* [Instructions for the task]:
Copy every entry below exactly, and keep out the pictures.

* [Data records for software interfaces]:
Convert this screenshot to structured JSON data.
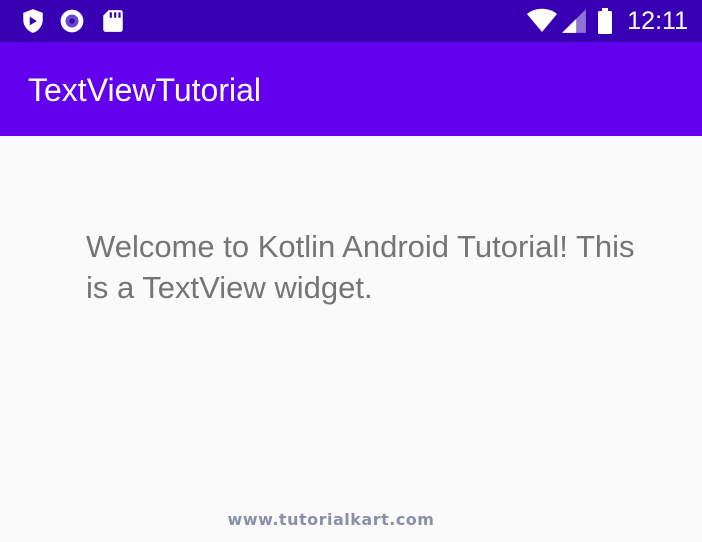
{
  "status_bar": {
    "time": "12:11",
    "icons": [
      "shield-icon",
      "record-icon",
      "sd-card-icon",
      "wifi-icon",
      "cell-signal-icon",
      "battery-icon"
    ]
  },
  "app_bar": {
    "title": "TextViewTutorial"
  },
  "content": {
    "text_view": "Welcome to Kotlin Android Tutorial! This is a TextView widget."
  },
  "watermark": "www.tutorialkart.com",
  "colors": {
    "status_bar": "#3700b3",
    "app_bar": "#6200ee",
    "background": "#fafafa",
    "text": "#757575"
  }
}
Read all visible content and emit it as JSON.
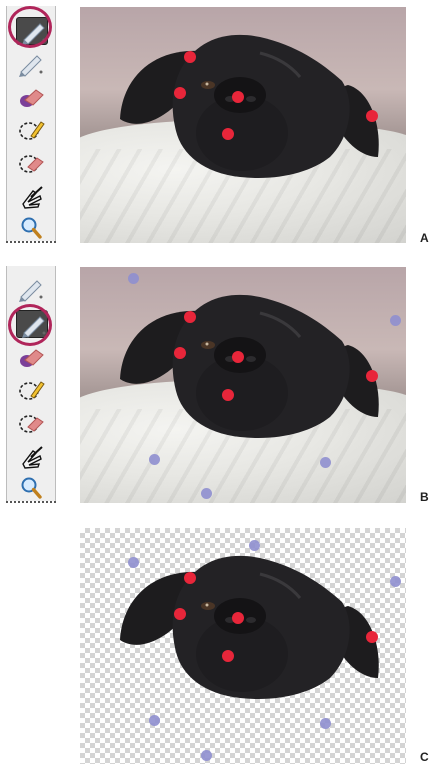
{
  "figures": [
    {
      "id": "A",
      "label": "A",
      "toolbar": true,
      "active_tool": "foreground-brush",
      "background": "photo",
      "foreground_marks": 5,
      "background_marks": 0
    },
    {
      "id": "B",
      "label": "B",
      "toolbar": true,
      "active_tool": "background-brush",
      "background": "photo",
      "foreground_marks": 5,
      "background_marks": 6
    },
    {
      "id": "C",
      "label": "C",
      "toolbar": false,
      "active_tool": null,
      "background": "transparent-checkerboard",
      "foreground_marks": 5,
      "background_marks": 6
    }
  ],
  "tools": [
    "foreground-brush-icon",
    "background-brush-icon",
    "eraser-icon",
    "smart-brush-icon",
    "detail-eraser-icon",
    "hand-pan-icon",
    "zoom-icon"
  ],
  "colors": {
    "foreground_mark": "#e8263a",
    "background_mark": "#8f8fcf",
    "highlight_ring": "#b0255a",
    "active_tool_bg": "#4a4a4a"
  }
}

* [Response to this task]:
Convert this screenshot to structured JSON data.
{
  "status_bar": {
    "time": "12:11",
    "icons": [
      "shield-icon",
      "record-icon",
      "sd-card-icon",
      "wifi-icon",
      "cell-signal-icon",
      "battery-icon"
    ]
  },
  "app_bar": {
    "title": "TextViewTutorial"
  },
  "content": {
    "text_view": "Welcome to Kotlin Android Tutorial! This is a TextView widget."
  },
  "watermark": "www.tutorialkart.com",
  "colors": {
    "status_bar": "#3700b3",
    "app_bar": "#6200ee",
    "background": "#fafafa",
    "text": "#757575"
  }
}
Read all visible content and emit it as JSON.
{
  "figures": [
    {
      "id": "A",
      "label": "A",
      "toolbar": true,
      "active_tool": "foreground-brush",
      "background": "photo",
      "foreground_marks": 5,
      "background_marks": 0
    },
    {
      "id": "B",
      "label": "B",
      "toolbar": true,
      "active_tool": "background-brush",
      "background": "photo",
      "foreground_marks": 5,
      "background_marks": 6
    },
    {
      "id": "C",
      "label": "C",
      "toolbar": false,
      "active_tool": null,
      "background": "transparent-checkerboard",
      "foreground_marks": 5,
      "background_marks": 6
    }
  ],
  "tools": [
    "foreground-brush-icon",
    "background-brush-icon",
    "eraser-icon",
    "smart-brush-icon",
    "detail-eraser-icon",
    "hand-pan-icon",
    "zoom-icon"
  ],
  "colors": {
    "foreground_mark": "#e8263a",
    "background_mark": "#8f8fcf",
    "highlight_ring": "#b0255a",
    "active_tool_bg": "#4a4a4a"
  }
}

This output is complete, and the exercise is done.